Popular artificial sweetener associated with risk of heart attack and stroke
Patients with high levels of erythritol in their blood were twice as likely to have a heart attack or stroke.
A popular artificial sweetener, erythritol, has been linked to blood clotting, heart attack, stroke, and death, according to a study published February 27 in the journal Nature Medicine. Individuals with elevated factors for heart disease–such as diabetes–were twice as likely to have a heart attack or stroke if their blood contained high levels of erythritol in their blood.
Erythritol and other artificial sweeteners like aspartame and saccharin are common replacements for table sugar in low-calorie, low-carbohydrate, and “keto” branded products. “Sugar-free” products like those containing erythritol are often recommended for individuals with diabetes, metabolic syndrome, or obesity and are looking for options to help manage their sugar or calorie intake.
The product, which can be called a “natural” sweetener because it is made in very small amounts by the human body and in fruits and vegetables, has increased in popularity in recent years. A 2022 report from research firm NielsenIQ found that sales growth for products with erythritol grew by 43 percent over two years and products that claim to have “natural sweeteners” in them grew by 91 percent.
[Related: What we know about diet soda’s connection to heart disease, stroke, and early death.]
“Sweeteners like erythritol have rapidly increased in popularity in recent years but there needs to be more in-depth research into their long-term effects,” said senior author Stanley Hazen, chairman for the Department of Cardiovascular & Metabolic Sciences in Lerner Research Institute and co-section head of Preventive Cardiology at Cleveland Clinic, in a statement. “Cardiovascular disease builds over time, and heart disease is the leading cause of death globally. We need to make sure the foods we eat aren’t hidden contributors.”
In the study, the researchers looked at over 4,000 people in the United States and Europe who were undergoing cardiac evaluation. They found that subjects with higher blood erythritol levels were at elevated risk of experiencing a heart attack, stroke, or death.
In preclinical studies, they also found some evidence erythritol increased the formation of blood clots. To do this, the team looked at the effects of adding erythritol to either whole blood or isolated platelets. These are the cell fragments that clump together to stop bleeding and contribute to blood clots. They found that erythritol made platelets easier to activate and form a clot.
“The degree of risk was not modest,” Hazen told CNN. “If your blood level of erythritol was in the top 25 percent compared to the bottom 25 percent, there was about a two-fold higher risk for heart attack and stroke. It’s on par with the strongest of cardiac risk factors, like diabetes.”
Erythritol is produced by fermenting corn and is about 70 percent as sweet as sugar. After it is eaten, it is poorly metabolized by the body and goes into the bloodstream instead. It leaves the body naturally through urine and the human body does create low amounts of erythritol naturally, so any additional consumption through diet can accumulate in the body.
[Related: Sorry, but artificial sweeteners won’t help you lose weight.]
The study’s authors note that follow-up studies are needed to confirm their findings in the general population.

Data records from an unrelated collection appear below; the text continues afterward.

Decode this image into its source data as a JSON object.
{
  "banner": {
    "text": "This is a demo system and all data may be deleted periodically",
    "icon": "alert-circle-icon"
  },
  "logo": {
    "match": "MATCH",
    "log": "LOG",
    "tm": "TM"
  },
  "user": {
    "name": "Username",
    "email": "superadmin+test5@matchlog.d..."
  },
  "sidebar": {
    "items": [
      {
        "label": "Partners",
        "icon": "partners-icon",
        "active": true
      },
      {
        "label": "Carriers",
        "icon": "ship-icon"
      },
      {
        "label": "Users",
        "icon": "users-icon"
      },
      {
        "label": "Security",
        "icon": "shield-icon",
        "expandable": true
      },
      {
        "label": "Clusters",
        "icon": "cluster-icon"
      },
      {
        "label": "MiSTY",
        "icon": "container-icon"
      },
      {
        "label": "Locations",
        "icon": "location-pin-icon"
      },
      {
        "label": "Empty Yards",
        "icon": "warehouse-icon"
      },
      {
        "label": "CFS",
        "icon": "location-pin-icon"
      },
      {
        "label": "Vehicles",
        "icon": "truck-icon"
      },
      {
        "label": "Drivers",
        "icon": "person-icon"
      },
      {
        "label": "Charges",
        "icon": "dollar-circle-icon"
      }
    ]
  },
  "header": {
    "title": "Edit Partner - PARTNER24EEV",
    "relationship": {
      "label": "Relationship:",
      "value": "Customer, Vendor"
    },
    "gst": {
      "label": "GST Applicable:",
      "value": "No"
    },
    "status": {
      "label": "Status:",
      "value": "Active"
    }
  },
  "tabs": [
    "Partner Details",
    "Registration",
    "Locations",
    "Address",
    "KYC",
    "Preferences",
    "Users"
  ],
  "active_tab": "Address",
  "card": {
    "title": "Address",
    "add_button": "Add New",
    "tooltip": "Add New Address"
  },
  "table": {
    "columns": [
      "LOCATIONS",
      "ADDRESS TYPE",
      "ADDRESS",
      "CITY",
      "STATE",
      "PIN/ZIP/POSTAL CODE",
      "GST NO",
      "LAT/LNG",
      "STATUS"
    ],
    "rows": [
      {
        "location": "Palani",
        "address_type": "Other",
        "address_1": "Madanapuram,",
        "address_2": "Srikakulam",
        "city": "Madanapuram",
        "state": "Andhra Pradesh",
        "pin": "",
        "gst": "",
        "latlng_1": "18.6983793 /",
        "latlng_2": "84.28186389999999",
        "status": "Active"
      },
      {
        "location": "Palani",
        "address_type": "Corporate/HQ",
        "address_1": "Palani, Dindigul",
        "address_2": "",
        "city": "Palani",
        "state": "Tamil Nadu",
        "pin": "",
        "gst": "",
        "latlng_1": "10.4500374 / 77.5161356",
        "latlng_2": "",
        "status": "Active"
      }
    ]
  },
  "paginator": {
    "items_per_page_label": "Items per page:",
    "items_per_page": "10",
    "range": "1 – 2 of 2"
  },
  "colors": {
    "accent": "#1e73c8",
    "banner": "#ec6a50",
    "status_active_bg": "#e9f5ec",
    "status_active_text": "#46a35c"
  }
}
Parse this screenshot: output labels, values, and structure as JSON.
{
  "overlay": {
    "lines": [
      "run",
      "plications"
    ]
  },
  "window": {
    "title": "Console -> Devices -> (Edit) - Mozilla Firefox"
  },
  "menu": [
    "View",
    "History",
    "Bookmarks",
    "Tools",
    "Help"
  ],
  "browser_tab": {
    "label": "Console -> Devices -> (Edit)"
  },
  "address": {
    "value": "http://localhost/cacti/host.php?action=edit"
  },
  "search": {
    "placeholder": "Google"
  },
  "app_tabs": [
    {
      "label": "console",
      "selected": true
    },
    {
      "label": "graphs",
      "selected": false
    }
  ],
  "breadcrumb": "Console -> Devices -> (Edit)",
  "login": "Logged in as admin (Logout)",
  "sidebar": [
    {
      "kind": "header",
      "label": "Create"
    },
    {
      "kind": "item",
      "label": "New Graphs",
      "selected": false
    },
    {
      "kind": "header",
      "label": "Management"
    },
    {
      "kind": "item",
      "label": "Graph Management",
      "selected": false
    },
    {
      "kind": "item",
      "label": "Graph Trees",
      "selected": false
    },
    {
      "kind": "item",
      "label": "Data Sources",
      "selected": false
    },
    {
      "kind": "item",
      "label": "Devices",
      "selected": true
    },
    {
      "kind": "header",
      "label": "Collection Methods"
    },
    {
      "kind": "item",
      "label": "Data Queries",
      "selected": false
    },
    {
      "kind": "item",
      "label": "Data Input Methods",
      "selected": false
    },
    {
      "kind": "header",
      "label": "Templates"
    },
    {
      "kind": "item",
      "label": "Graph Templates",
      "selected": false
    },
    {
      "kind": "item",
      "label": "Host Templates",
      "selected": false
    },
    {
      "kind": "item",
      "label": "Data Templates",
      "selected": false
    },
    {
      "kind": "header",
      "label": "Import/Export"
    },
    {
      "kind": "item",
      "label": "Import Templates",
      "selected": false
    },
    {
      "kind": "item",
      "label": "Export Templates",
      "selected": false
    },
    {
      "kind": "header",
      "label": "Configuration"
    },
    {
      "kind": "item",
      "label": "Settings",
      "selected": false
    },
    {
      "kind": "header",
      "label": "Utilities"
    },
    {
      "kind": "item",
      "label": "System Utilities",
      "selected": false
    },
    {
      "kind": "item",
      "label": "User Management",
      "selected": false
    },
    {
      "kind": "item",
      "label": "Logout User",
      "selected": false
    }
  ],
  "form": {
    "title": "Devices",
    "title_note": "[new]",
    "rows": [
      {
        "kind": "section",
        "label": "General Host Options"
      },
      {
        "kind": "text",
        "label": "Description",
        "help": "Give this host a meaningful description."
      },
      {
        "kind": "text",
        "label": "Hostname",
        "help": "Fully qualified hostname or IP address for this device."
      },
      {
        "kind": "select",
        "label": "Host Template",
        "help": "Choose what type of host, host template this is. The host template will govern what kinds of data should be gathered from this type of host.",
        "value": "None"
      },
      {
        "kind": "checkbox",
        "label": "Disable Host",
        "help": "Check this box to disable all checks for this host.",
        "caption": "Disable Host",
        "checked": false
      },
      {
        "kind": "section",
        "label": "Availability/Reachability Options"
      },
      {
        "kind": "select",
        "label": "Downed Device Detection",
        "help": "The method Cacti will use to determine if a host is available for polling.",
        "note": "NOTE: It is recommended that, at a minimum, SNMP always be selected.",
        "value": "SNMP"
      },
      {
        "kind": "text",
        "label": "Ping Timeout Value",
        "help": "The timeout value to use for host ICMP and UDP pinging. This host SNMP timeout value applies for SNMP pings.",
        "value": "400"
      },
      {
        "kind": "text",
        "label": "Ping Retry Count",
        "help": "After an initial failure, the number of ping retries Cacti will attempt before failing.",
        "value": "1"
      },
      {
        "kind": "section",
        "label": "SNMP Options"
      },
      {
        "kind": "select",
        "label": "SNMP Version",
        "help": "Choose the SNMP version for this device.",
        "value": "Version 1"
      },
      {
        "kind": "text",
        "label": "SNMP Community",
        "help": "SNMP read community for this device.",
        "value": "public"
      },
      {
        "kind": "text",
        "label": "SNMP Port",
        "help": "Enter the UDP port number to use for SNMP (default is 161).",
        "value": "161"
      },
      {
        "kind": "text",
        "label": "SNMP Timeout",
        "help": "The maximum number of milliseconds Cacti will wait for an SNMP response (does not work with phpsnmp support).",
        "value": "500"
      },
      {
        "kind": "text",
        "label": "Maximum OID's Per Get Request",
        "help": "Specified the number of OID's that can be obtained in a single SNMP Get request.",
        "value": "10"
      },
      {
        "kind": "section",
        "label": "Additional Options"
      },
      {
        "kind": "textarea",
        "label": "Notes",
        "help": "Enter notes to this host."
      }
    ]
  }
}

Additionally, the point to several limitations in the study, including that clinical observation studies demonstrate association and not causation.
“Our study shows that when participants consumed an artificially sweetened beverage with an amount of erythritol found in many processed foods, markedly elevated levels in the blood are observed for days – levels well above those observed to enhance clotting risks,” said Hazen. “It is important that further safety studies are conducted to examine the long-term effects of artificial sweeteners in general, and erythritol specifically, on risks for heart attack and stroke, particularly in people at higher risk for cardiovascular disease.”